Exercise inputs -
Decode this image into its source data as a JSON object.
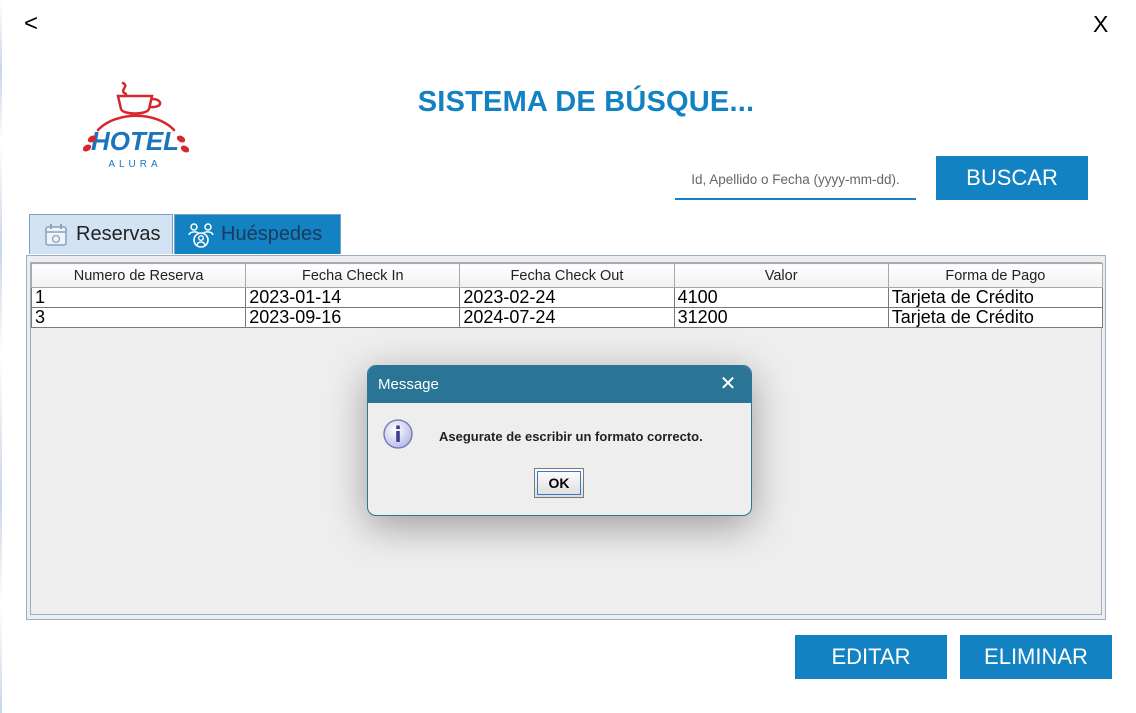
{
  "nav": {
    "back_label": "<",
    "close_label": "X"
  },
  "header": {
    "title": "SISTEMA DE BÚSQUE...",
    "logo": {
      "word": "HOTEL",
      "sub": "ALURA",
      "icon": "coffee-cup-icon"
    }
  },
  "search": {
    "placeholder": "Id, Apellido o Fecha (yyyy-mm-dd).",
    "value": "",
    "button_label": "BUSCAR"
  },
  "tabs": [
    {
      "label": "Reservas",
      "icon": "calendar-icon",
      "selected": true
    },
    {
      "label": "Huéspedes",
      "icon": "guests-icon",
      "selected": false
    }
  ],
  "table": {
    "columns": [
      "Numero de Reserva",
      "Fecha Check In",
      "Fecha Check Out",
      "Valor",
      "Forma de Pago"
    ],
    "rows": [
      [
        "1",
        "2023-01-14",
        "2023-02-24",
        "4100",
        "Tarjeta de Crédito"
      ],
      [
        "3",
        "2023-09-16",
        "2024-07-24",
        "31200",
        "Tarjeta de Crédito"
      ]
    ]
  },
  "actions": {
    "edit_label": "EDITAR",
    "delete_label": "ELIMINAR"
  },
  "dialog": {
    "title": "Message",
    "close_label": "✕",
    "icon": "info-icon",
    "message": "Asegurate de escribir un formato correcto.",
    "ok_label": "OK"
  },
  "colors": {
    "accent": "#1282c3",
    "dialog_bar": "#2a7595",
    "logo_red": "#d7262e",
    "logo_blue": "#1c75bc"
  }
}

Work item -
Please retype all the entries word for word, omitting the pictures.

Written answer -
Decode this image into its source data as a JSON object.
{
  "nav": {
    "back_label": "<",
    "close_label": "X"
  },
  "header": {
    "title": "SISTEMA DE BÚSQUE...",
    "logo": {
      "word": "HOTEL",
      "sub": "ALURA",
      "icon": "coffee-cup-icon"
    }
  },
  "search": {
    "placeholder": "Id, Apellido o Fecha (yyyy-mm-dd).",
    "value": "",
    "button_label": "BUSCAR"
  },
  "tabs": [
    {
      "label": "Reservas",
      "icon": "calendar-icon",
      "selected": true
    },
    {
      "label": "Huéspedes",
      "icon": "guests-icon",
      "selected": false
    }
  ],
  "table": {
    "columns": [
      "Numero de Reserva",
      "Fecha Check In",
      "Fecha Check Out",
      "Valor",
      "Forma de Pago"
    ],
    "rows": [
      [
        "1",
        "2023-01-14",
        "2023-02-24",
        "4100",
        "Tarjeta de Crédito"
      ],
      [
        "3",
        "2023-09-16",
        "2024-07-24",
        "31200",
        "Tarjeta de Crédito"
      ]
    ]
  },
  "actions": {
    "edit_label": "EDITAR",
    "delete_label": "ELIMINAR"
  },
  "dialog": {
    "title": "Message",
    "close_label": "✕",
    "icon": "info-icon",
    "message": "Asegurate de escribir un formato correcto.",
    "ok_label": "OK"
  },
  "colors": {
    "accent": "#1282c3",
    "dialog_bar": "#2a7595",
    "logo_red": "#d7262e",
    "logo_blue": "#1c75bc"
  }
}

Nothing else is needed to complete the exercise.